● **Assigned task**
Please set out each line below exactly as it stands, without the images.

Dataset rows describing interfaces
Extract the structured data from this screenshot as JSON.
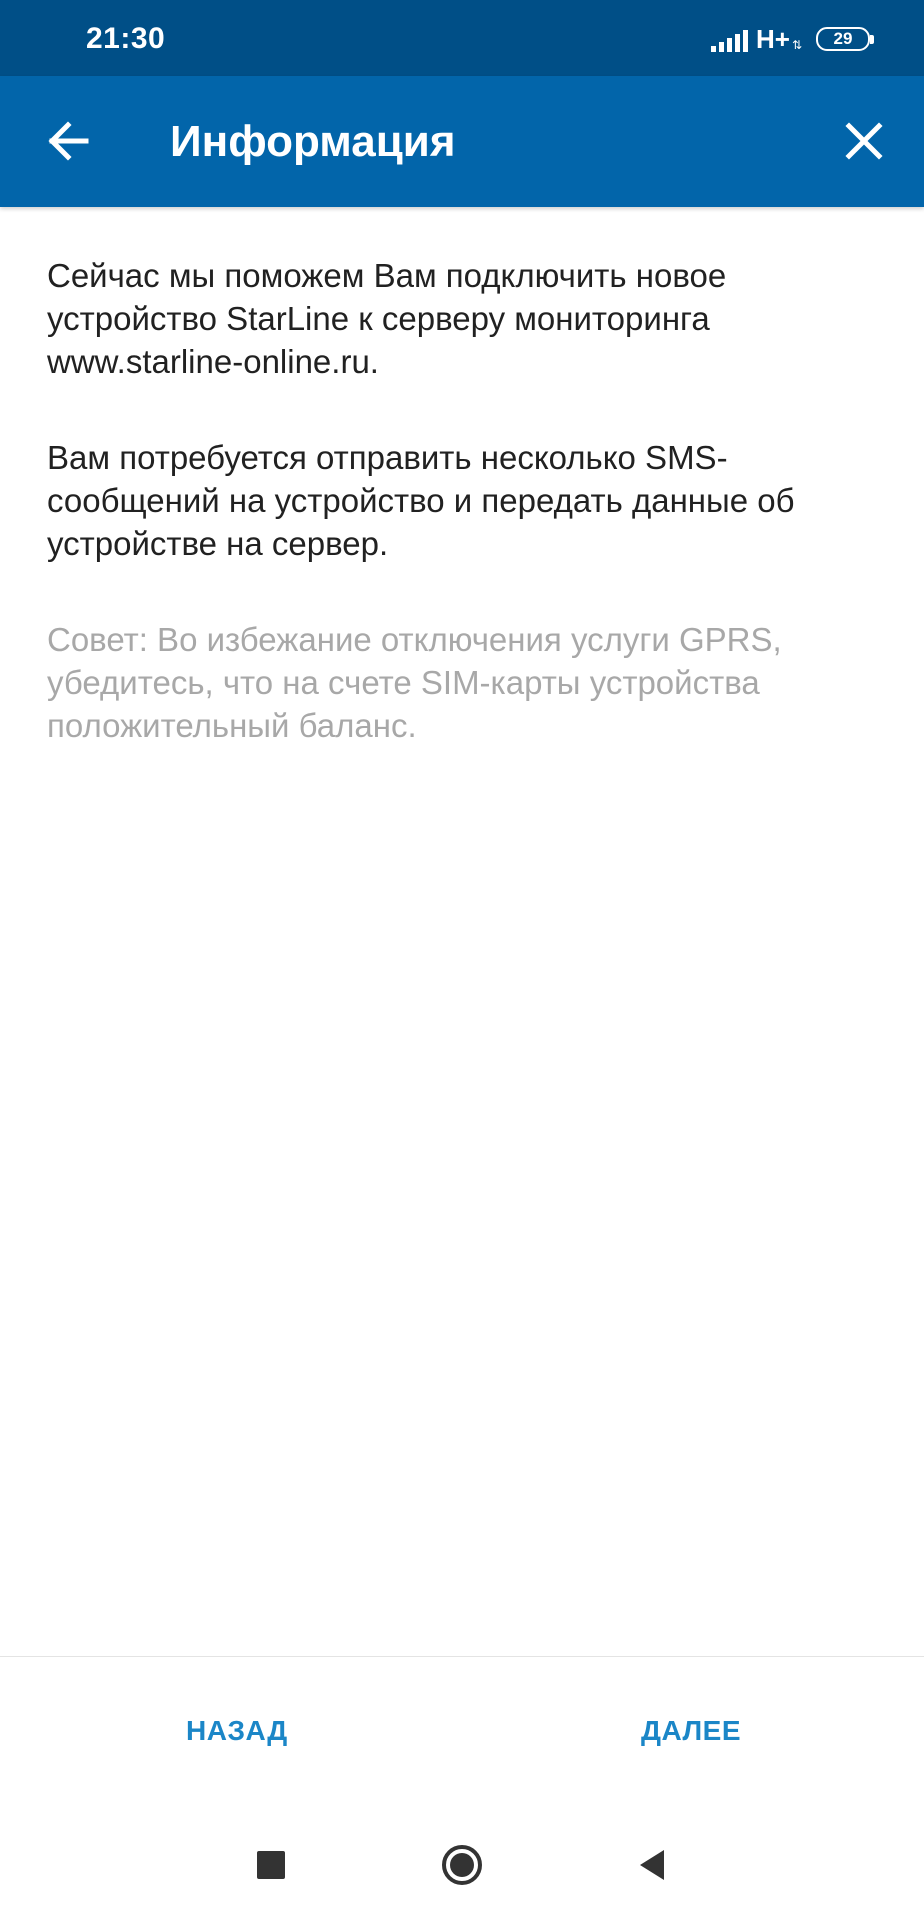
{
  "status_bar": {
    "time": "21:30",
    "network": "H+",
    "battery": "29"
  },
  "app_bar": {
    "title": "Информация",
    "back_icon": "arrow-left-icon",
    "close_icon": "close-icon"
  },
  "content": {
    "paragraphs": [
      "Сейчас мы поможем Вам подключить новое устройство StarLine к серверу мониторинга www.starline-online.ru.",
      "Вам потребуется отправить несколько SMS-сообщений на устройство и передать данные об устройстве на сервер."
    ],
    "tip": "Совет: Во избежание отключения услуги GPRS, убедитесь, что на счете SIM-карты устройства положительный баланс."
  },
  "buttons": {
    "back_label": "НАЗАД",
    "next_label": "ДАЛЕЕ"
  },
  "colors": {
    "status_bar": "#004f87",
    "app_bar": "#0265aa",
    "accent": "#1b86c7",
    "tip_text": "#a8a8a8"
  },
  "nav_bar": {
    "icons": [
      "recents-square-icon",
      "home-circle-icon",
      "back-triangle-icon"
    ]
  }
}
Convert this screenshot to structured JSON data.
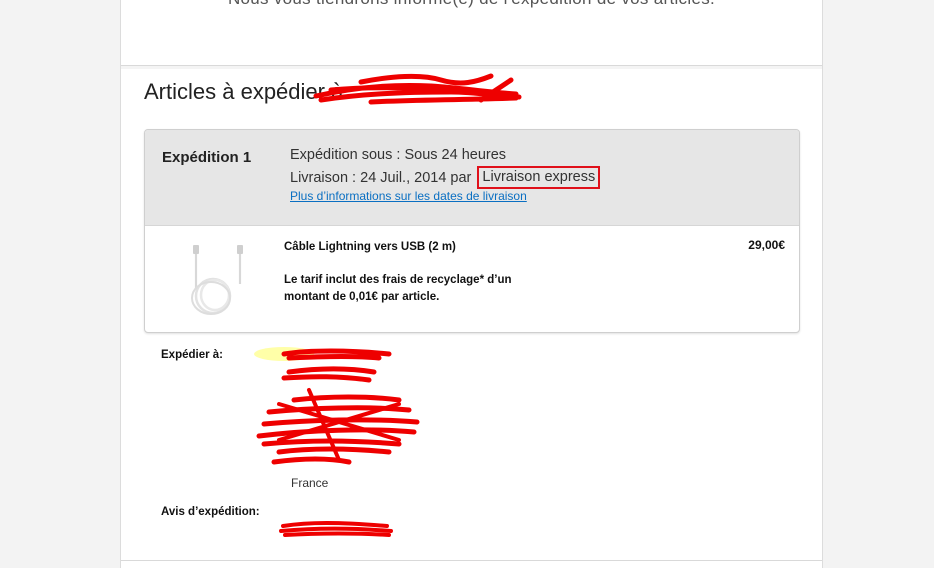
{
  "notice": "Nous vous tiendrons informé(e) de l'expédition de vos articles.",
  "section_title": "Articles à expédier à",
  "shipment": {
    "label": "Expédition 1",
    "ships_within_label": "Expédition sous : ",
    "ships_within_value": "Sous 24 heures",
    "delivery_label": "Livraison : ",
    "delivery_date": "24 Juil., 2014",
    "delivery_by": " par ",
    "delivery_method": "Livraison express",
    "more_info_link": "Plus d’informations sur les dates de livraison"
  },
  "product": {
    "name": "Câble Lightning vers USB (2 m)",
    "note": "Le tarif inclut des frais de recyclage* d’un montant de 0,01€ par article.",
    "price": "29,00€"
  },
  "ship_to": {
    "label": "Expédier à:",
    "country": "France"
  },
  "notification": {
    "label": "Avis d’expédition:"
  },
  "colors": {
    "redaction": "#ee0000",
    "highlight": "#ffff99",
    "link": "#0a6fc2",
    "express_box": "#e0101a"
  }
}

● **Solution to this exercise**
Extract the structured data from this screenshot as JSON.
{
  "status_bar": {
    "time": "21:30",
    "network": "H+",
    "battery": "29"
  },
  "app_bar": {
    "title": "Информация",
    "back_icon": "arrow-left-icon",
    "close_icon": "close-icon"
  },
  "content": {
    "paragraphs": [
      "Сейчас мы поможем Вам подключить новое устройство StarLine к серверу мониторинга www.starline-online.ru.",
      "Вам потребуется отправить несколько SMS-сообщений на устройство и передать данные об устройстве на сервер."
    ],
    "tip": "Совет: Во избежание отключения услуги GPRS, убедитесь, что на счете SIM-карты устройства положительный баланс."
  },
  "buttons": {
    "back_label": "НАЗАД",
    "next_label": "ДАЛЕЕ"
  },
  "colors": {
    "status_bar": "#004f87",
    "app_bar": "#0265aa",
    "accent": "#1b86c7",
    "tip_text": "#a8a8a8"
  },
  "nav_bar": {
    "icons": [
      "recents-square-icon",
      "home-circle-icon",
      "back-triangle-icon"
    ]
  }
}
Convert this screenshot to structured JSON data.
{
  "notice": "Nous vous tiendrons informé(e) de l'expédition de vos articles.",
  "section_title": "Articles à expédier à",
  "shipment": {
    "label": "Expédition 1",
    "ships_within_label": "Expédition sous : ",
    "ships_within_value": "Sous 24 heures",
    "delivery_label": "Livraison : ",
    "delivery_date": "24 Juil., 2014",
    "delivery_by": " par ",
    "delivery_method": "Livraison express",
    "more_info_link": "Plus d’informations sur les dates de livraison"
  },
  "product": {
    "name": "Câble Lightning vers USB (2 m)",
    "note": "Le tarif inclut des frais de recyclage* d’un montant de 0,01€ par article.",
    "price": "29,00€"
  },
  "ship_to": {
    "label": "Expédier à:",
    "country": "France"
  },
  "notification": {
    "label": "Avis d’expédition:"
  },
  "colors": {
    "redaction": "#ee0000",
    "highlight": "#ffff99",
    "link": "#0a6fc2",
    "express_box": "#e0101a"
  }
}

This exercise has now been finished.